> _Task brief_:
Take from the listing each line that has the string "based".

Data extract: Begin

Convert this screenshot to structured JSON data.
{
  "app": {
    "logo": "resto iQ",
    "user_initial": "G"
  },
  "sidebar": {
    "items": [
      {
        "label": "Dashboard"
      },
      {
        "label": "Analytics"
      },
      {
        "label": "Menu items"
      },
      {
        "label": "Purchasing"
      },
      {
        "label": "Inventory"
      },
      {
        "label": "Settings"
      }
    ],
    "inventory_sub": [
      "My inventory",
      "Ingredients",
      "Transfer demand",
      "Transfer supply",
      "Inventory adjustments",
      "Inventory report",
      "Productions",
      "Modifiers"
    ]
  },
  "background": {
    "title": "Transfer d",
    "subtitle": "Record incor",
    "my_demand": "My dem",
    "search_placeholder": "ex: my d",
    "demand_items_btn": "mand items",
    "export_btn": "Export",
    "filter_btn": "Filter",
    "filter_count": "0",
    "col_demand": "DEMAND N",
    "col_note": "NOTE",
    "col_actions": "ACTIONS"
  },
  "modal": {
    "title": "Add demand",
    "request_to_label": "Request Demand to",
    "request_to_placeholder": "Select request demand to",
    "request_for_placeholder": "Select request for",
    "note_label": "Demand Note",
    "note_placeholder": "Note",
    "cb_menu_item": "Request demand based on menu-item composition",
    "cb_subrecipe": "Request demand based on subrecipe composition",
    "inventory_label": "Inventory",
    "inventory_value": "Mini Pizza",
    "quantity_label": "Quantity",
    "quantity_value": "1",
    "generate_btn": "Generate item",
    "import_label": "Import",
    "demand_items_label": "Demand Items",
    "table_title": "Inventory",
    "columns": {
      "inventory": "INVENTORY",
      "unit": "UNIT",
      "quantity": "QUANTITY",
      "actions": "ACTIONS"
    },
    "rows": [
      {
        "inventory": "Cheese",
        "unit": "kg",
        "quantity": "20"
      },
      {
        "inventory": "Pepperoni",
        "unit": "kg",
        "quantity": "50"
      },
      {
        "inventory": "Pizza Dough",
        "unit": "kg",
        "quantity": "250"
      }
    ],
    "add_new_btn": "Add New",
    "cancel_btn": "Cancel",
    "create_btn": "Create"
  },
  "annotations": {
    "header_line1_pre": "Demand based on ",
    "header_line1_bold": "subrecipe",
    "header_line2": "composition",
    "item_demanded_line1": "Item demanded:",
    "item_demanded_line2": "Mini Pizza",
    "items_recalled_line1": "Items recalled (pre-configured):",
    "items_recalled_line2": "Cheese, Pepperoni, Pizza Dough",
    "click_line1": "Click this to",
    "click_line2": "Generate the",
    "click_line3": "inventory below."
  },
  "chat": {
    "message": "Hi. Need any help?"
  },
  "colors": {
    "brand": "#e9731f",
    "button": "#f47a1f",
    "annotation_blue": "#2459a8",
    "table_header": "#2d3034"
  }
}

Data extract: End

> _Answer to this task_:
    "cb_menu_item": "Request demand based on menu-item composition",
    "cb_subrecipe": "Request demand based on subrecipe composition",
    "header_line1_pre": "Demand based on ",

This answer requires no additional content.